Saturday, December 2, 2023
Archbishop Thomas Wenski - The Archdiocese of Miami
Archbishop Thomas Wenski preached this homily on the vigil Mass for the first Sunday of Advent, Dec. 2, 2023, at St. Mary Cathedral.
There’s a story about how one day at a busy chancery, a man looking a bit disheveled arrived and demanded to see the bishop. When the secretary asked him his name, he said he was Jesus. The secretary went to the bishop and said, “There’s a man outside demanding to see you who claims that he is Jesus, what do I do?” The bishop replied: “Look busy.”
This first Sunday of Advent reminds us that Jesus is coming again and so, look busy! At least, stay awake! Now, whether Jesus’ coming is “good news” to you or not, depends on whether his first coming was “good news” to you. There’s a bumper sticker I saw once: Jesus is coming again ... and, boy, he is mad.

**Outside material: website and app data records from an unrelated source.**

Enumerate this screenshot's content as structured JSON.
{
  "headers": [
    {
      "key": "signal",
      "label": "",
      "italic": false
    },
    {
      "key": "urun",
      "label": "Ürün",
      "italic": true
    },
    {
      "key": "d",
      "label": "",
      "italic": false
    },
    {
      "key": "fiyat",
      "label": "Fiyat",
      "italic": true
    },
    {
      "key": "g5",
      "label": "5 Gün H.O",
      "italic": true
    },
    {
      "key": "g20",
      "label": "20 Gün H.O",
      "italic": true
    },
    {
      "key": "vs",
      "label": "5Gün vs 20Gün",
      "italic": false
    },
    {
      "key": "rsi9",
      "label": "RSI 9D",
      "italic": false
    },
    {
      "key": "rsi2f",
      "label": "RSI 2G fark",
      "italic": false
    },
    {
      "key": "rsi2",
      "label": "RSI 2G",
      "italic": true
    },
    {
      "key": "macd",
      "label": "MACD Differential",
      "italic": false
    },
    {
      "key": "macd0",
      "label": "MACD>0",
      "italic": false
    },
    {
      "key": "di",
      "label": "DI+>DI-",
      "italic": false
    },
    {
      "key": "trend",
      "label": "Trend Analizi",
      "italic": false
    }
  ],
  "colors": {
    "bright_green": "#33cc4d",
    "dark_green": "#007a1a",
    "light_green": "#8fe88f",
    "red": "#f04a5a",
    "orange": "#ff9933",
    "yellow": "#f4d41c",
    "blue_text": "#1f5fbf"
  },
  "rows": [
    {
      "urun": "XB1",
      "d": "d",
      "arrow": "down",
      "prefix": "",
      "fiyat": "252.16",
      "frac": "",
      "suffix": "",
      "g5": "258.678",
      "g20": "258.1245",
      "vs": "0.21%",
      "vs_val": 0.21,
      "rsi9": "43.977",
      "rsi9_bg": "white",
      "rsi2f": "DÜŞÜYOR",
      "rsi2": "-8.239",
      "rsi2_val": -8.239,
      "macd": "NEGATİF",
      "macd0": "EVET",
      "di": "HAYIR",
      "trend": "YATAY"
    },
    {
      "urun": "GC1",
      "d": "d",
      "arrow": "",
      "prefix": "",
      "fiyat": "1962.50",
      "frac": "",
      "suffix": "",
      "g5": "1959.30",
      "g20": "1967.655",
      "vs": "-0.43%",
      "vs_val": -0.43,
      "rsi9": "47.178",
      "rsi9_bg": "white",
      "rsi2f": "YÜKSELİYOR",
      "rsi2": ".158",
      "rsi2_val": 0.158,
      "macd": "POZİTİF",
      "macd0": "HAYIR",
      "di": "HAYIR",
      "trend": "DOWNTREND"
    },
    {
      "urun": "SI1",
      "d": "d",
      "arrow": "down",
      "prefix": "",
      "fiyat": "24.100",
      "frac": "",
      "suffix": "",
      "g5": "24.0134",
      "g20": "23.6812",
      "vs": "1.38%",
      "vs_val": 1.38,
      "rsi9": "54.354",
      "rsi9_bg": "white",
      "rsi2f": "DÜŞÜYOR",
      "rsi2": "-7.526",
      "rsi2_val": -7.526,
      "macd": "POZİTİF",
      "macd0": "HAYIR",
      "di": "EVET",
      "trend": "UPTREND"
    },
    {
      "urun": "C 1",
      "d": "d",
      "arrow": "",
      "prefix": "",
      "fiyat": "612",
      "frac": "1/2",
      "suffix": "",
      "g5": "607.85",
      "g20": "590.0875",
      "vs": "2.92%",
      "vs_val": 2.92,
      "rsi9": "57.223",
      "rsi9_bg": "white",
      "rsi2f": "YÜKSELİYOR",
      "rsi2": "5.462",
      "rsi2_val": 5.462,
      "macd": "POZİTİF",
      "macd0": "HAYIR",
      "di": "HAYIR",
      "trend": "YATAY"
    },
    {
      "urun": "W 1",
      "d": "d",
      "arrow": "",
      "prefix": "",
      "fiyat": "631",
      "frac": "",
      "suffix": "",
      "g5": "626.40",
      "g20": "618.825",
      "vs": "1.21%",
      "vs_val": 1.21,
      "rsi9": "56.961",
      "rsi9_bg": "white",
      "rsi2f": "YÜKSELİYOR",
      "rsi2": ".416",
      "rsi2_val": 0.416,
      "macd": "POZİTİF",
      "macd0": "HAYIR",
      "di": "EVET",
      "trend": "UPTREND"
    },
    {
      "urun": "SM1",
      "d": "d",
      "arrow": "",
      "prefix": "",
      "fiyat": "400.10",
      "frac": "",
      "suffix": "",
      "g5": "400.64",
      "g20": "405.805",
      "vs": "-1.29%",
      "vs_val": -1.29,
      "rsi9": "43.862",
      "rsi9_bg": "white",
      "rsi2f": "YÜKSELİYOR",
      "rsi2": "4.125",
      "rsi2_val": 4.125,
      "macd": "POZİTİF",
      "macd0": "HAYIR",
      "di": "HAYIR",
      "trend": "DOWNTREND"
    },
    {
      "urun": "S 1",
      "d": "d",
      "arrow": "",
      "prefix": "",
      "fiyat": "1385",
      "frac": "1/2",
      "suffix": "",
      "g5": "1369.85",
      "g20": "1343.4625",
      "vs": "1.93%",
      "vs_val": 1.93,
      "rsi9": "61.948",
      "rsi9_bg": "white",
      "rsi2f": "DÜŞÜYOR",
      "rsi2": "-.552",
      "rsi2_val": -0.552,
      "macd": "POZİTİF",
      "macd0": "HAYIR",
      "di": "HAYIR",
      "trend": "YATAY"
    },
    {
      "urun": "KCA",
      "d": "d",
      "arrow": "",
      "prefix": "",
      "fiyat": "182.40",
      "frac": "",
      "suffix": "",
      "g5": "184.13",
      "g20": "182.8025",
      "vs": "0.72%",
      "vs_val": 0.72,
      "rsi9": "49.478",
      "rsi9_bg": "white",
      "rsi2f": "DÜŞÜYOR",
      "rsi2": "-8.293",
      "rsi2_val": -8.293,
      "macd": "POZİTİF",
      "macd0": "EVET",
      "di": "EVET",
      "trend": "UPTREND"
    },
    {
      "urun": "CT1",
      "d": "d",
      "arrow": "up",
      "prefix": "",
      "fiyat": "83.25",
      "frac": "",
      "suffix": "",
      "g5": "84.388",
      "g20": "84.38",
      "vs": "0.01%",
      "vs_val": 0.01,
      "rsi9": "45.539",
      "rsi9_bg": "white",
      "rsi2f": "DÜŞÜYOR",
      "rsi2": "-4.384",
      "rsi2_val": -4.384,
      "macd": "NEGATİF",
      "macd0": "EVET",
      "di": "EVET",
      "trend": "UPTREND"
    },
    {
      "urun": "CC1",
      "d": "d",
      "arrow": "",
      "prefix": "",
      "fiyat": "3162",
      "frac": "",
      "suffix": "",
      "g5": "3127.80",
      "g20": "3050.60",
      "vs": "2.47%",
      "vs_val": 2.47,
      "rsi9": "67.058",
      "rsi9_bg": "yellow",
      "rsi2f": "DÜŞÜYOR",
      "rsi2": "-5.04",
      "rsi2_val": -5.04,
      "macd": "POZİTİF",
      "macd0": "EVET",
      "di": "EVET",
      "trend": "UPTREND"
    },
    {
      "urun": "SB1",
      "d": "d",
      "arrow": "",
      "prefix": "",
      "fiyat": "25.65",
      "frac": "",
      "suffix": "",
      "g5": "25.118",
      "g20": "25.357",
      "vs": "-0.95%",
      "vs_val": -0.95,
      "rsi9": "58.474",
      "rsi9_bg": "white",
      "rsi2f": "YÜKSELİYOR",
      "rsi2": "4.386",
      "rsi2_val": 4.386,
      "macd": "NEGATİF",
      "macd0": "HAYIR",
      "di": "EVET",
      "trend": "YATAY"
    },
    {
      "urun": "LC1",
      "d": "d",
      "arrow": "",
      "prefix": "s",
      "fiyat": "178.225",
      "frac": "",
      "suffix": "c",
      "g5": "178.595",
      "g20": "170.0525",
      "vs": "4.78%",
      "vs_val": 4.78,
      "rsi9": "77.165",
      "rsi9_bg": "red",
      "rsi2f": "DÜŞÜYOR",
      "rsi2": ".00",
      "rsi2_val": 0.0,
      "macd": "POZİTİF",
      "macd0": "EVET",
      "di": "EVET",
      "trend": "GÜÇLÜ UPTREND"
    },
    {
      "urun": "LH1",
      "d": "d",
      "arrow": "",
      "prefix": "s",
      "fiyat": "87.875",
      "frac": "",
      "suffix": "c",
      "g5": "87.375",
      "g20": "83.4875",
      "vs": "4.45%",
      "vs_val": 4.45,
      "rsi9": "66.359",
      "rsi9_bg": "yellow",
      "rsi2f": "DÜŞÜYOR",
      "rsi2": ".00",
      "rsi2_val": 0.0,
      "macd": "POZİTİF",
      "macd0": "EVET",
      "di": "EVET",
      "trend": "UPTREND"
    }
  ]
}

But Advent is not about a judgmental God trying to scare us into heaven; rather it is about a merciful God inviting us to see what he is offering us. God keeps his word – he keeps his word by giving the Word to us. This Word was addressed to us in various ways by various prophets, and in the fulness of time, this Word came and dwelt among us, taking on our very flesh, becoming like us in everything but sin.
Advent calls us to some introspection. It poses to us the question, “What are we looking for?” “Where do we put our priorities?” “What is the good news we want to hear?” And is it really good news for us? Advent reminds us: “The Lord is coming” and thus calls us to renew our hope, faith, and courage. Advent calls us to a continued struggle for justice; it calls us to find in the Word who becomes our own flesh healing and wholeness.
Almost sixty years ago, the bishops at the Second Vatican Council said it like this: “(T)he Church, ‘like a stranger in a foreign land, presses forward amid the persecutions of the world and the consolations of God, announcing the cross and death of the Lord until He comes.’ By the power of the risen Lord, she is given strength that she might, in patience and in love, overcome her sorrows and her challenges, both within herself and from without, and that she might reveal to the world, faithfully though darkly, the mystery of her Lord until, in the end, it will be manifested in full light.” (Lumen Gentium)
And we do have sorrows and challenges. Everybody has sorrows and challenges, for such is the nature of our exile in this valley of tears. Yet, like a stranger in a foreign land, the Church (and remember, Church, that’s you), the Church presses forward “amid the persecutions of the world and the consolations of God.”
But we walk as disciples of Jesus Christ as we make our earthly journey. As his disciples, if we walk with him, he will lead us to glory. But he is honest with us. The road to glory passes along the way of the Cross.
Advent prepares us for Christmas, the birth of the Christ child in the poverty of a stable. God becomes a man like us, so that he can one die for us, and in dying destroy our death and restore us to life.
During Advent, the Scriptures will speak to us of how God acts in our history to save a fallen humanity lost in a world of fragile peace and broken promises. God comes to save us: to save us from ourselves, really.
Let’s remember one thing: the Bible was written by people who were oppressed. Of course, the Bible is God’s word, but that word was communicated to us through human authors who despite their being oppressed, despite their being persecuted, communicated to us that in this world of sin, of division, of war, God will have the final say. Now, doesn’t that sound like “good news” to you?
Well, like I said at the beginning of my homily — that depends. But we won’t have any need to fear the Lord when he comes again in glory, if we didn’t hesitate to accept him when he came the first time, in humility, as a little child in the poverty of Bethlehem and if we welcome him into our hearts and our lives through his Word and sacraments today.